Inside Higher Ed Columns
Our Inside Higher Ed columns focus on academic leadership challenges and tools for strengthening shared governance. To learn about new columns as they are published, follow us on Twitter or on LinkedIn.
Below is the list of our published entries:
Jacob J. Ryder, Nicolas C. Burbules, BrandE Faupell and C. K. Gunsalus offer advice to academics for enhancing the vital quality of emotional intelligence in their work groups.

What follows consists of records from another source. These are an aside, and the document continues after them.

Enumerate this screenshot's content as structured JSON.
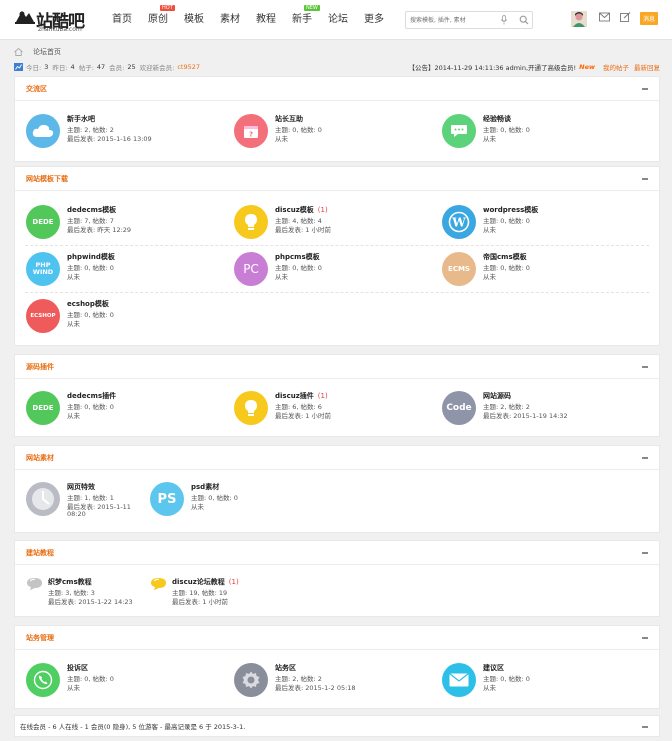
{
  "logo": {
    "text": "站酷吧",
    "sub": "zhankuba.com"
  },
  "nav": [
    {
      "label": "首页",
      "badge": ""
    },
    {
      "label": "原创",
      "badge": "HOT"
    },
    {
      "label": "模板",
      "badge": ""
    },
    {
      "label": "素材",
      "badge": ""
    },
    {
      "label": "教程",
      "badge": ""
    },
    {
      "label": "新手",
      "badge": "NEW"
    },
    {
      "label": "论坛",
      "badge": ""
    },
    {
      "label": "更多",
      "badge": ""
    }
  ],
  "search": {
    "placeholder": "搜索模板, 插件, 素材"
  },
  "header_right": {
    "message_button": "消息"
  },
  "breadcrumb": {
    "current": "论坛首页"
  },
  "stats": {
    "today_label": "今日:",
    "today": "3",
    "yesterday_label": "昨日:",
    "yesterday": "4",
    "posts_label": "帖子:",
    "posts": "47",
    "members_label": "会员:",
    "members": "25",
    "newest_label": "欢迎新会员:",
    "newest": "ct9527",
    "notice": "【公告】2014-11-29 14:11:36 admin,开通了高级会员!",
    "new_tag": "New",
    "my_posts": "我的帖子",
    "latest_replies": "最新回复"
  },
  "sections": [
    {
      "title": "交流区",
      "forums": [
        {
          "name": "新手水吧",
          "today": "",
          "line1": "主题: 2, 帖数: 2",
          "line2": "最后发表: 2015-1-16 13:09",
          "icon": "cloud-icon",
          "color": "#5cb8e8"
        },
        {
          "name": "站长互助",
          "today": "",
          "line1": "主题: 0, 帖数: 0",
          "line2": "从未",
          "icon": "calendar-icon",
          "color": "#f3707a"
        },
        {
          "name": "经验畅谈",
          "today": "",
          "line1": "主题: 0, 帖数: 0",
          "line2": "从未",
          "icon": "chat-icon",
          "color": "#5cd37a"
        }
      ]
    },
    {
      "title": "网站模板下载",
      "forums": [
        {
          "name": "dedecms模板",
          "today": "",
          "line1": "主题: 7, 帖数: 7",
          "line2": "最后发表: 昨天 12:29",
          "icon": "dedecms-icon",
          "color": "#52c85a",
          "label": "DEDE"
        },
        {
          "name": "discuz模板",
          "today": "(1)",
          "line1": "主题: 4, 帖数: 4",
          "line2": "最后发表: 1 小时前",
          "icon": "discuz-icon",
          "color": "#f6c91c"
        },
        {
          "name": "wordpress模板",
          "today": "",
          "line1": "主题: 0, 帖数: 0",
          "line2": "从未",
          "icon": "wordpress-icon",
          "color": "#3aa7e0"
        },
        {
          "name": "phpwind模板",
          "today": "",
          "line1": "主题: 0, 帖数: 0",
          "line2": "从未",
          "icon": "phpwind-icon",
          "color": "#4fc3f0",
          "label": "PHP WIND"
        },
        {
          "name": "phpcms模板",
          "today": "",
          "line1": "主题: 0, 帖数: 0",
          "line2": "从未",
          "icon": "phpcms-icon",
          "color": "#c97ed6",
          "label": "PC"
        },
        {
          "name": "帝国cms模板",
          "today": "",
          "line1": "主题: 0, 帖数: 0",
          "line2": "从未",
          "icon": "empirecms-icon",
          "color": "#e8b98a",
          "label": "ECMS"
        },
        {
          "name": "ecshop模板",
          "today": "",
          "line1": "主题: 0, 帖数: 0",
          "line2": "从未",
          "icon": "ecshop-icon",
          "color": "#ef5a5a",
          "label": "ECSHOP"
        }
      ]
    },
    {
      "title": "源码插件",
      "forums": [
        {
          "name": "dedecms插件",
          "today": "",
          "line1": "主题: 0, 帖数: 0",
          "line2": "从未",
          "icon": "dedecms-icon",
          "color": "#52c85a",
          "label": "DEDE"
        },
        {
          "name": "discuz插件",
          "today": "(1)",
          "line1": "主题: 6, 帖数: 6",
          "line2": "最后发表: 1 小时前",
          "icon": "discuz-icon",
          "color": "#f6c91c"
        },
        {
          "name": "网站源码",
          "today": "",
          "line1": "主题: 2, 帖数: 2",
          "line2": "最后发表: 2015-1-19 14:32",
          "icon": "code-icon",
          "color": "#8e95a8",
          "label": "Code"
        }
      ]
    },
    {
      "title": "网站素材",
      "forums": [
        {
          "name": "网页特效",
          "today": "",
          "line1": "主题: 1, 帖数: 1",
          "line2": "最后发表: 2015-1-11",
          "line3": "08:20",
          "icon": "clock-icon",
          "color": "#b9bcc4"
        },
        {
          "name": "psd素材",
          "today": "",
          "line1": "主题: 0, 帖数: 0",
          "line2": "从未",
          "icon": "ps-icon",
          "color": "#5cc6ee",
          "label": "PS"
        }
      ]
    },
    {
      "title": "建站教程",
      "forums": [
        {
          "name": "织梦cms教程",
          "today": "",
          "line1": "主题: 3, 帖数: 3",
          "line2": "最后发表: 2015-1-22 14:23",
          "icon": "bubble-grey-icon",
          "color": "#bfbfbf"
        },
        {
          "name": "discuz论坛教程",
          "today": "(1)",
          "line1": "主题: 19, 帖数: 19",
          "line2": "最后发表: 1 小时前",
          "icon": "bubble-yellow-icon",
          "color": "#f6c91c"
        }
      ]
    },
    {
      "title": "站务管理",
      "forums": [
        {
          "name": "投诉区",
          "today": "",
          "line1": "主题: 0, 帖数: 0",
          "line2": "从未",
          "icon": "phone-icon",
          "color": "#4fcf62"
        },
        {
          "name": "站务区",
          "today": "",
          "line1": "主题: 2, 帖数: 2",
          "line2": "最后发表: 2015-1-2 05:18",
          "icon": "settings-icon",
          "color": "#8a8d9a"
        },
        {
          "name": "建议区",
          "today": "",
          "line1": "主题: 0, 帖数: 0",
          "line2": "从未",
          "icon": "mail-icon",
          "color": "#2cc0e8"
        }
      ]
    }
  ],
  "online": "在线会员 - 6 人在线 - 1 会员(0 隐身), 5 位游客 - 最高记录是 6 于 2015-3-1."
}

The principal investigator and other leaders play a key role in encouraging group dynamics that make people feel respected and included — or not, Elizabeth A. Luckman, C. K. Gunsalus, Nicholas C. Burbules and Robert A. Easter write.
Nicholas C. Burbules, C. K. Gunsalus, Robert A. Easter and BrandE Faupell have created a tool to help you diagnose problems in your academic unit and identify ways to improve it.
How can academic leaders foster a culture of excellence in their departments and other units? Robert A. Easter, C. K. Gunsalus, Sebastian Wraight, Nicholas C. Burbules and Jeremy D. Meuser suggest some specific actions to take.
C. K. Gunsalus, Nicholas C. Burbules, Robert A. Easter and Jeremy D. Meuser recommend five steps for managing conflicts and disputes.
Dysfunctional departments have identifiable patterns, and faculty members share some responsibility for dealing with them, argue Nicholas C. Burbules, C. K. Gunsalus, and Robert A. Easter.
Robert A. Easter, C. K. Gunsalus and Nicholas C. Burbules offer advice to increase the likelihood you’ll leave things better than you found them — as well as remain healthy and balanced yourself.
They are often at work in troubled academic units and in how people react — or fail to react — to the problems, write Sebastian Wraight, C. K. Gunsalus, and Nicholas Burbules.
Sebastian Wraight, Nicholas C. Burbules, C. K. Gunsalus, and Robert A. Easter explore how to reduce the problems cognitive biases can produce in your academic department.
It is crucial in a vibrant academic unit, and you can cultivate it in some specific ways, advise Elizabeth A. Luckman, C. K. Gunsalus, Nicholas C. Burbules, and Robert A. Easter.
It can make the difference between a high-performing collegial unit and one riven by factions, rivalries or unproductive friction, argue Elizabeth A. Luckman, Robert A. Easter, C. K. Gunsalus and Nicholas C. Burbules.
Effective leadership is rooted in understanding the leader you currently are as well as the leader you need to become for your unit to thrive, write Elizabeth A. Luckman, Nicholas C. Burbules, C. K. Gunsalus and Robert A. Easter.
It can help you build a healthy and productive unit in a least three significant ways, write Sebastian Wraight, Nicholas C. Burbules, Elizabeth A. Luckman and C. K. Gunsalus.
How can departments foster an environment that encourages productive discourse, even in the face of vigorous disagreement? Nicholas C. Burbules, Ashley Albrecht Weaver, Elizabeth A. Luckman and C. K. Gunsalus provide some recommendations.
As a leader, when should you put the focus on yourself and when should you put it on others? Virginia K. B. Lehmann, Jarvis Smallfield and several other scholars share some advice.
Much of what occurs in the next weeks and months will turn on how academic leaders make choices and adapt no longer effective behaviors, write Nicholas Burbules and C.K. Gunsalus.
As the mentor, guide and role model, you have the responsibility to maintain inclusive environments and steer the debate in a productive direction, advise Ronald J. Threadgill, Nicholas C. Burbules and C. K. Gunsalus.